I was speaking to an artist friend in the week and he's recently gone back to working 4 days a week, after managing to get down to 3. And the economic necessity is one thing, but the art is what suffers, falls away. I sometimes think artists should be encouraged to have sabbaticals - three months here, a week there - rather than try and balance the necessary mundaneities of life with a regular "making." Yet our somewhat brutal economic world doesn't often allow that.

So I'm finding myself exhausted. Last week rushing off to Amsterdam with work, next week to Brussels. Such trips are enjoyable, and productive, but they also eat into one's everyday routines, take a chunk out of the week. Life you try and fit in and around things. There's a pay off - there's stimuli in travel, but you need time to reflect, to process. After my reading the week before last, I was mentally and physically exhausted.
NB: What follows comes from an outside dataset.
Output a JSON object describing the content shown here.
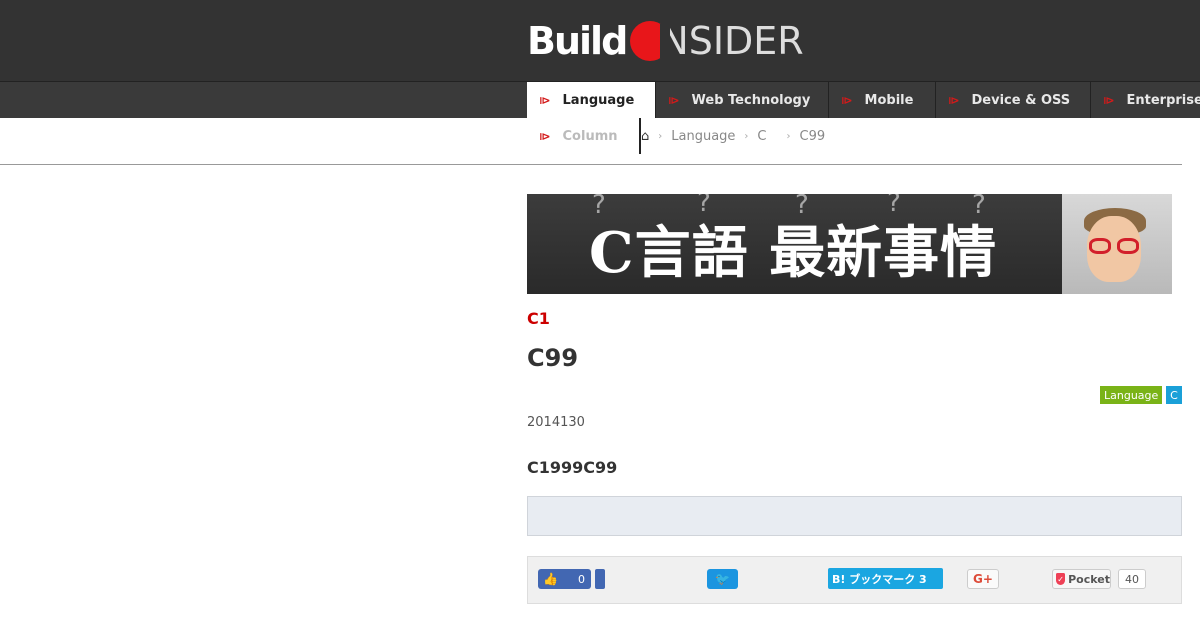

My hotel in Amsterdam, Hotel Aalders, was on a street next to the Rijkksmuseum, and made out of two 1904 townhouses, merged into one. There I was on the top floor, and it was only on the second day that I realised there were two staircases in the building, rather than just one with two branches, like some real-life Escher. Amsterdam was wet and grey but grand nonetheless. The elegance of the city's streets always noticeable. Waking in the middle of the night, with rain pouring down outside, I'm not sure if I was a dream I began writing down, or simply an idea that had crystallised. In longhand I must have written between two and three thousand coherent words of a fully formed story before I fell back asleep. In my waking hours, I don't necessarily need to find the imagination to complete it, just the time...

1 comment:

Jason Crabtree said...

Sleep, and what the brain gets up to in that time, never fails to amaze. I spent two hours one evening trying to find a scrap of paper with an important note written on it - and failed. I woke up the next morning and went straight to the spot where I'd lodged it, as if led there.